THR: Did you realize when you cast her, she’d be a magnet for the paparazzi?

Allen: We have that all the time, whenever we are working in the street. When I was working in England with Scarlett Johansson, the tabloids were all over the place. When I was working in Barcelona with Javier and Penelope, the tabloids were out en masse. And when I work in New York, and there is someone in the movie of interest, they just come flocking. Here, interestingly, her first scene was in the Rodin Museum, so we had that privately to ourselves. So the paparazzi couldn’t get in there. Of course, then when we were working on the street, they were there, but that does happen. It happened with Marion Cotillard and Owen Wilson just as much.

THR: You did shoot a bit in Paris before when you filmed Everyone Says I Love You. How did you decide on locations for this movie. Did you avoid settings you used before?

Allen: I tried to let the art director go and find as much of Paris as she could for me, because I had only filmed there in a very limited way in the past. I used a couple of the places that I had filmed at before, because they are irresistible — it would be very hard to film Paris and not do some material down by the river, because the river runs right through the center of town and is so beautiful. But there are so many locations in the movie that aren’t so well known.

THR: Having already been through opening night at Cannes once before, what are you anticipating?

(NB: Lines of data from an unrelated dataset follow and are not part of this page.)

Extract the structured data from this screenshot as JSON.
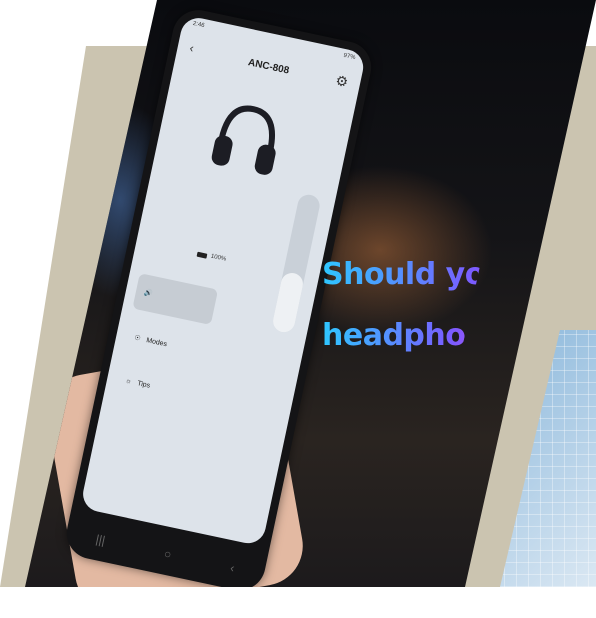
{
  "headline": {
    "line1": "Should you insta",
    "line2": "headphone ap"
  },
  "phone": {
    "status_left": "2:46",
    "status_right": "97%",
    "app_title": "ANC-808",
    "battery_level": "100%",
    "menu": {
      "volume_icon": "volume-icon",
      "modes_label": "Modes",
      "tips_label": "Tips"
    }
  },
  "colors": {
    "beige": "#cbc4b0",
    "headline_gradient_start": "#2ec7ff",
    "headline_gradient_end": "#ff3ad1"
  }
}
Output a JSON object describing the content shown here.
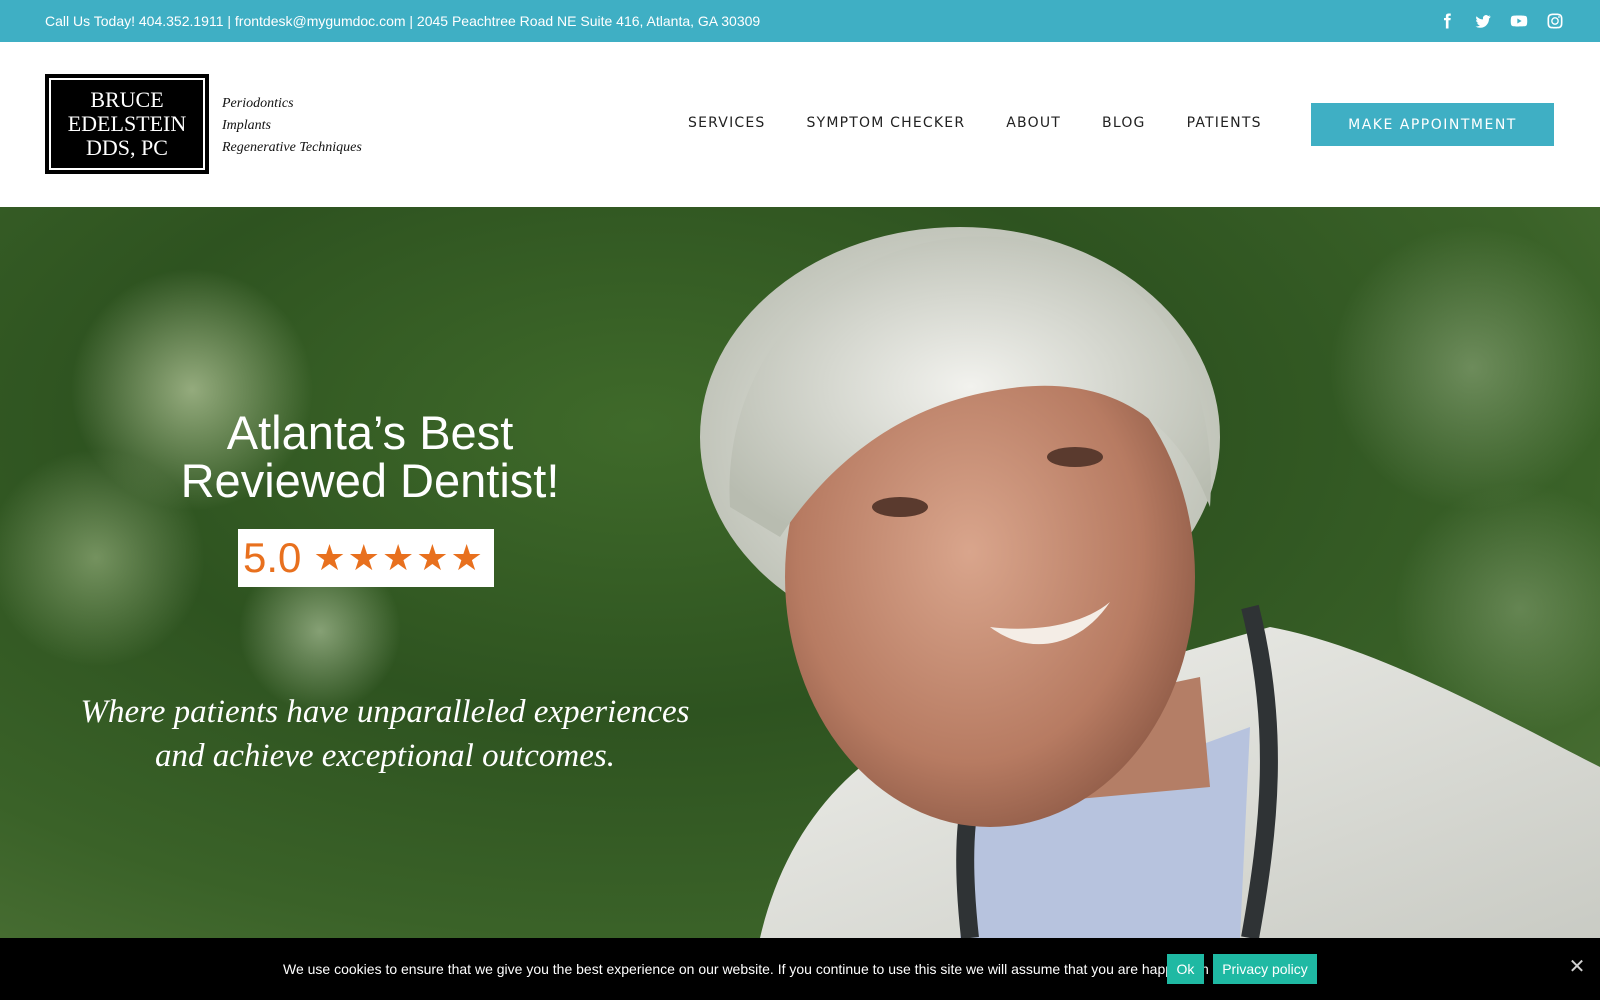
{
  "topbar": {
    "contact": "Call Us Today! 404.352.1911  |  frontdesk@mygumdoc.com | 2045 Peachtree Road NE Suite 416, Atlanta, GA 30309",
    "social": [
      "facebook-icon",
      "twitter-icon",
      "youtube-icon",
      "instagram-icon"
    ],
    "background": "#3fafc4"
  },
  "logo": {
    "line1": "BRUCE",
    "line2": "EDELSTEIN",
    "line3": "DDS, PC",
    "tagline": [
      "Periodontics",
      "Implants",
      "Regenerative Techniques"
    ]
  },
  "nav": {
    "items": [
      "SERVICES",
      "SYMPTOM CHECKER",
      "ABOUT",
      "BLOG",
      "PATIENTS"
    ],
    "cta": "MAKE APPOINTMENT"
  },
  "hero": {
    "title_line1": "Atlanta’s Best",
    "title_line2": "Reviewed Dentist!",
    "rating_score": "5.0",
    "rating_stars": "★★★★★",
    "quote_line1": "Where patients have unparalleled experiences",
    "quote_line2": "and achieve exceptional outcomes."
  },
  "cookie": {
    "message": "We use cookies to ensure that we give you the best experience on our website. If you continue to use this site we will assume that you are happy with it.",
    "ok_label": "Ok",
    "privacy_label": "Privacy policy",
    "close_symbol": "✕"
  },
  "colors": {
    "accent": "#3fafc4",
    "rating_orange": "#e8701e",
    "cookie_button": "#1fb9a3"
  }
}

Allen: It’s always an unreal experience. If  you’ve ever seen it up close, there are a million flashbulbs going off in your face. People clap when you walk in to take your seat. You have to sit through the movie, that’s the worst part. And after the movie, you have to stand up and people clap. There’s no connection to real life, to the real world. It’s a heightened, euphoric experience. I’m always embarrassed. I live a more quiet life. I don’t go to a lot of openings or events. But I’m required to go to some for the opening of the picture, so I do. I land in Cannes Wednesday morning, and then will be hustled off to photo shoots and interviews and then that night the opening and the opening party, which I would normally not go to but it’s obligatory. And then the next day I do interviews with France, with Germany, with Italy, with Spain. And then you go home. It’s a frantic kind of promotion of the movie. You have to keep telling people how wonderful the movie is, how great everybody is. I never think anybody goes to the movies based on that. I think they get a smell of the movie in some way — they get it from reviews or they get it from other people. Me sitting on a TV show or talking to a journalist saying I had a great time making the movie, doesn’t mean a thing, really.

THR: Do you know if the Sarkozys will be attending?

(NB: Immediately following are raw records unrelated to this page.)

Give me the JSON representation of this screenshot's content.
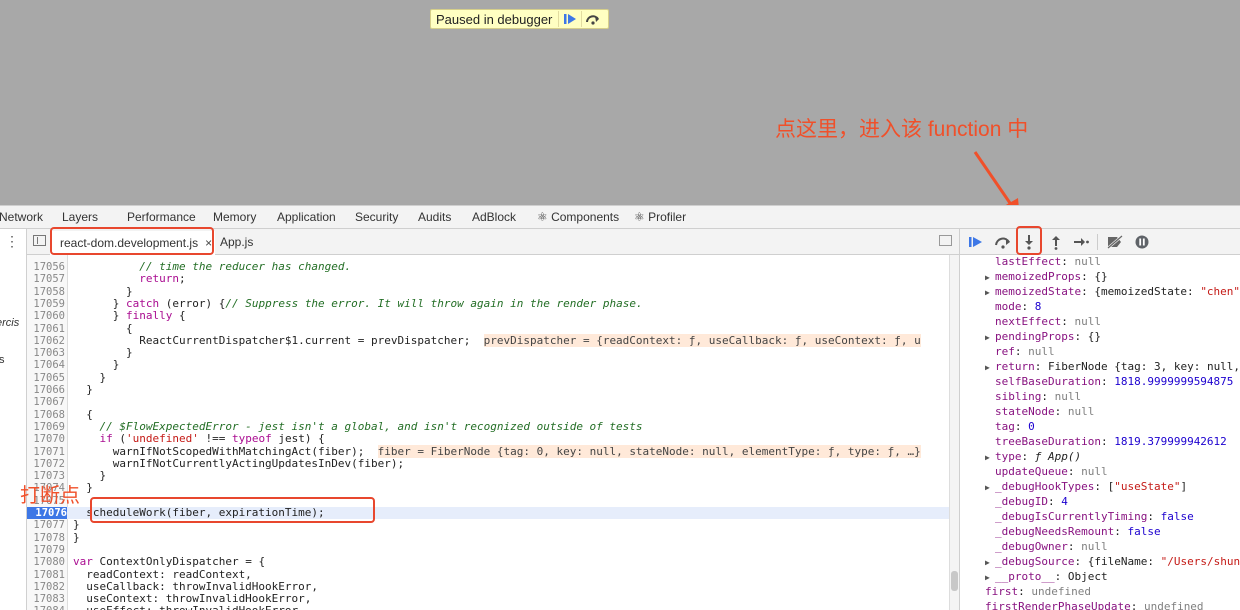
{
  "paused_banner": {
    "label": "Paused in debugger"
  },
  "annotations": {
    "step_into_note": "点这里，进入该 function 中",
    "breakpoint_note": "打断点"
  },
  "devtools_tabs": [
    "Network",
    "Layers",
    "Performance",
    "Memory",
    "Application",
    "Security",
    "Audits",
    "AdBlock",
    "⚛ Components",
    "⚛ Profiler"
  ],
  "left_panel": {
    "frag1": "ercis",
    "frag2": "s"
  },
  "file_tabs": [
    {
      "label": "react-dom.development.js",
      "close": "×"
    },
    {
      "label": "App.js"
    }
  ],
  "code_lines": [
    {
      "n": "17056",
      "text": "          // time the reducer has changed."
    },
    {
      "n": "17057",
      "text": "          return;"
    },
    {
      "n": "17058",
      "text": "        }"
    },
    {
      "n": "17059",
      "text": "      } catch (error) {// Suppress the error. It will throw again in the render phase."
    },
    {
      "n": "17060",
      "text": "      } finally {"
    },
    {
      "n": "17061",
      "text": "        {"
    },
    {
      "n": "17062",
      "text": "          ReactCurrentDispatcher$1.current = prevDispatcher;",
      "inline": "prevDispatcher = {readContext: ƒ, useCallback: ƒ, useContext: ƒ, u"
    },
    {
      "n": "17063",
      "text": "        }"
    },
    {
      "n": "17064",
      "text": "      }"
    },
    {
      "n": "17065",
      "text": "    }"
    },
    {
      "n": "17066",
      "text": "  }"
    },
    {
      "n": "17067",
      "text": ""
    },
    {
      "n": "17068",
      "text": "  {"
    },
    {
      "n": "17069",
      "text": "    // $FlowExpectedError - jest isn't a global, and isn't recognized outside of tests"
    },
    {
      "n": "17070",
      "text": "    if ('undefined' !== typeof jest) {"
    },
    {
      "n": "17071",
      "text": "      warnIfNotScopedWithMatchingAct(fiber);",
      "inline": "fiber = FiberNode {tag: 0, key: null, stateNode: null, elementType: ƒ, type: ƒ, …}"
    },
    {
      "n": "17072",
      "text": "      warnIfNotCurrentlyActingUpdatesInDev(fiber);"
    },
    {
      "n": "17073",
      "text": "    }"
    },
    {
      "n": "17074",
      "text": "  }"
    },
    {
      "n": "17075",
      "text": ""
    },
    {
      "n": "17076",
      "text": "  scheduleWork(fiber, expirationTime);",
      "highlight": true
    },
    {
      "n": "17077",
      "text": "}"
    },
    {
      "n": "17078",
      "text": "}"
    },
    {
      "n": "17079",
      "text": ""
    },
    {
      "n": "17080",
      "text": "var ContextOnlyDispatcher = {"
    },
    {
      "n": "17081",
      "text": "  readContext: readContext,"
    },
    {
      "n": "17082",
      "text": "  useCallback: throwInvalidHookError,"
    },
    {
      "n": "17083",
      "text": "  useContext: throwInvalidHookError,"
    },
    {
      "n": "17084",
      "text": "  useEffect: throwInvalidHookError,"
    }
  ],
  "scope_lines": [
    {
      "arrow": "",
      "name": "lastEffect",
      "value": "null",
      "kind": "null",
      "indent": 1
    },
    {
      "arrow": "▶",
      "name": "memoizedProps",
      "value": "{}",
      "kind": "obj",
      "indent": 1
    },
    {
      "arrow": "▶",
      "name": "memoizedState",
      "value": "{memoizedState: \"chen\"",
      "kind": "obj",
      "indent": 1
    },
    {
      "arrow": "",
      "name": "mode",
      "value": "8",
      "kind": "num",
      "indent": 1
    },
    {
      "arrow": "",
      "name": "nextEffect",
      "value": "null",
      "kind": "null",
      "indent": 1
    },
    {
      "arrow": "▶",
      "name": "pendingProps",
      "value": "{}",
      "kind": "obj",
      "indent": 1
    },
    {
      "arrow": "",
      "name": "ref",
      "value": "null",
      "kind": "null",
      "indent": 1
    },
    {
      "arrow": "▶",
      "name": "return",
      "value": "FiberNode {tag: 3, key: null,",
      "kind": "obj",
      "indent": 1
    },
    {
      "arrow": "",
      "name": "selfBaseDuration",
      "value": "1818.9999999594875",
      "kind": "num",
      "indent": 1
    },
    {
      "arrow": "",
      "name": "sibling",
      "value": "null",
      "kind": "null",
      "indent": 1
    },
    {
      "arrow": "",
      "name": "stateNode",
      "value": "null",
      "kind": "null",
      "indent": 1
    },
    {
      "arrow": "",
      "name": "tag",
      "value": "0",
      "kind": "num",
      "indent": 1
    },
    {
      "arrow": "",
      "name": "treeBaseDuration",
      "value": "1819.379999942612",
      "kind": "num",
      "indent": 1
    },
    {
      "arrow": "▶",
      "name": "type",
      "value": "ƒ App()",
      "kind": "fn",
      "indent": 1
    },
    {
      "arrow": "",
      "name": "updateQueue",
      "value": "null",
      "kind": "null",
      "indent": 1
    },
    {
      "arrow": "▶",
      "name": "_debugHookTypes",
      "value": "[\"useState\"]",
      "kind": "obj",
      "indent": 1
    },
    {
      "arrow": "",
      "name": "_debugID",
      "value": "4",
      "kind": "num",
      "indent": 1
    },
    {
      "arrow": "",
      "name": "_debugIsCurrentlyTiming",
      "value": "false",
      "kind": "num",
      "indent": 1
    },
    {
      "arrow": "",
      "name": "_debugNeedsRemount",
      "value": "false",
      "kind": "num",
      "indent": 1
    },
    {
      "arrow": "",
      "name": "_debugOwner",
      "value": "null",
      "kind": "null",
      "indent": 1
    },
    {
      "arrow": "▶",
      "name": "_debugSource",
      "value": "{fileName: \"/Users/shun",
      "kind": "obj",
      "indent": 1
    },
    {
      "arrow": "▶",
      "name": "__proto__",
      "value": "Object",
      "kind": "obj",
      "indent": 1
    },
    {
      "arrow": "",
      "name": "first",
      "value": "undefined",
      "kind": "null",
      "indent": 0
    },
    {
      "arrow": "",
      "name": "firstRenderPhaseUpdate",
      "value": "undefined",
      "kind": "null",
      "indent": 0
    }
  ],
  "colors": {
    "accent_blue": "#3d77e6",
    "annotation_red": "#f0502a",
    "banner_bg": "#ffffc2"
  }
}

I don’t know. I really have no idea. I think if their schedule permits, either he or she or both of them will come. But you never know with them, because they have more important things to do.

THR: Given its setting, I would expect the French audience will be enthusiastic about the movie.

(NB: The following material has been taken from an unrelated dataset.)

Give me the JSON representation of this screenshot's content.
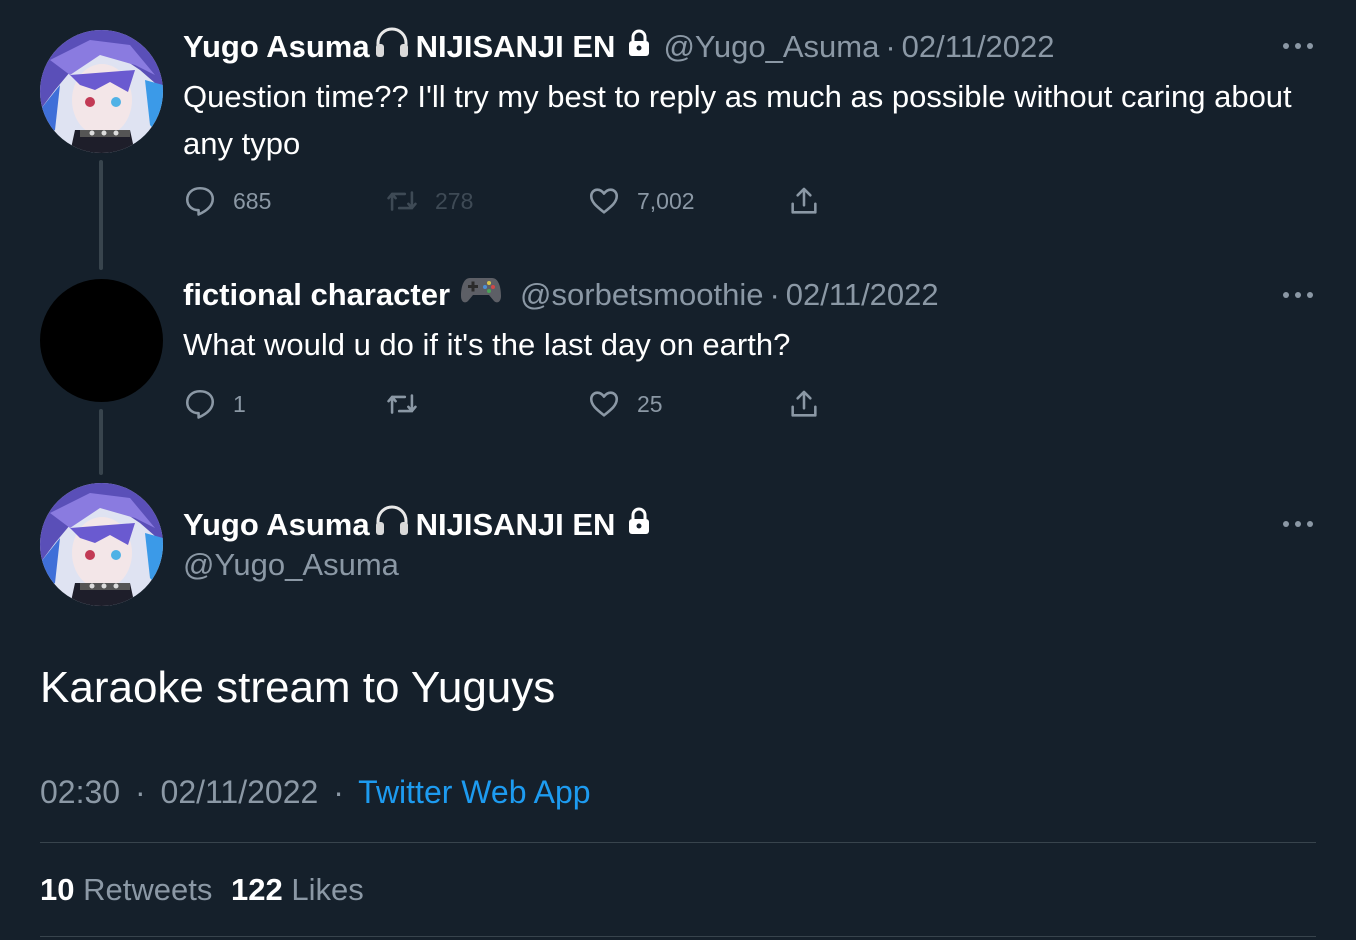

Allen: I hope they receive it with the spirit that I did it in. I certainly have an enormous amount of affection for Paris. And the French have always supported me from my first film Take the Money and Run on. Now that I finally got a chance to do a film in Paris, I hope that I can repay the overwhelming support and loyalty that they have shown me over the years.



Vital Stats
Film: Midnight in Paris, opening night
Nationality: American
Born: December 1, 1935
Selected filmography: Take the Money and Run (1969); Annie Hall (1977); Manhattan (1979); Hannah and Her Sisters (1986); Crimes and Misdemeanors (1989); Hollywood Ending (2002); Vicky Cristina Barcelona (2008); You Will Meet a Tall Dark Stranger (2010).

Notable awards: Academy Award, best original screenplay, best director, Annie Hall (1978), best original screenplay, Hannah and Her Sisters (1987); Directors Guild of America Award, motion picture director, Annie Hall (1978), Lifetime Achievement Award (1996); FIPRESCI Prize, Festival de Cannes, The Purple Rose of Cairo (1985); Film Independent Spirit Award, best screenplay, Vicky Cristina Barcelona (2009); Career Golden Lion, Venice Film Festival (1995).